Whatever the data contains, copy all of it exactly.
== Exercise data ==
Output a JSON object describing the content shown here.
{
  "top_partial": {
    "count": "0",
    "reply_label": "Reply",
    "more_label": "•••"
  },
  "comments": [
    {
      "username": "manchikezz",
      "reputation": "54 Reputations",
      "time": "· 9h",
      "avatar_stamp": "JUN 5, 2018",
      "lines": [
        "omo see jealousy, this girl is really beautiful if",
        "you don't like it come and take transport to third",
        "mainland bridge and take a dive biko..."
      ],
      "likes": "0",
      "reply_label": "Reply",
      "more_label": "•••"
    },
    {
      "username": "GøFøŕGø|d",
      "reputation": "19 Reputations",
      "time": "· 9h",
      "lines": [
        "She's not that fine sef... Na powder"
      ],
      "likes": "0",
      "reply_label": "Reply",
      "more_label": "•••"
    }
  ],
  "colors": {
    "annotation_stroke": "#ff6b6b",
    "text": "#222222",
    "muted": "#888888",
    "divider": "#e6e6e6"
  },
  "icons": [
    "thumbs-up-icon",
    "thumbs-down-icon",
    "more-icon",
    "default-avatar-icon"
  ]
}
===
▶ **Response box**
Output a JSON object describing the content shown here.
{
  "top_partial": {
    "count": "0",
    "reply_label": "Reply",
    "more_label": "•••"
  },
  "comments": [
    {
      "username": "manchikezz",
      "reputation": "54 Reputations",
      "time": "· 9h",
      "avatar_stamp": "JUN 5, 2018",
      "lines": [
        "omo see jealousy, this girl is really beautiful if",
        "you don't like it come and take transport to third",
        "mainland bridge and take a dive biko..."
      ],
      "likes": "0",
      "reply_label": "Reply",
      "more_label": "•••"
    },
    {
      "username": "GøFøŕGø|d",
      "reputation": "19 Reputations",
      "time": "· 9h",
      "lines": [
        "She's not that fine sef... Na powder"
      ],
      "likes": "0",
      "reply_label": "Reply",
      "more_label": "•••"
    }
  ],
  "colors": {
    "annotation_stroke": "#ff6b6b",
    "text": "#222222",
    "muted": "#888888",
    "divider": "#e6e6e6"
  },
  "icons": [
    "thumbs-up-icon",
    "thumbs-down-icon",
    "more-icon",
    "default-avatar-icon"
  ]
}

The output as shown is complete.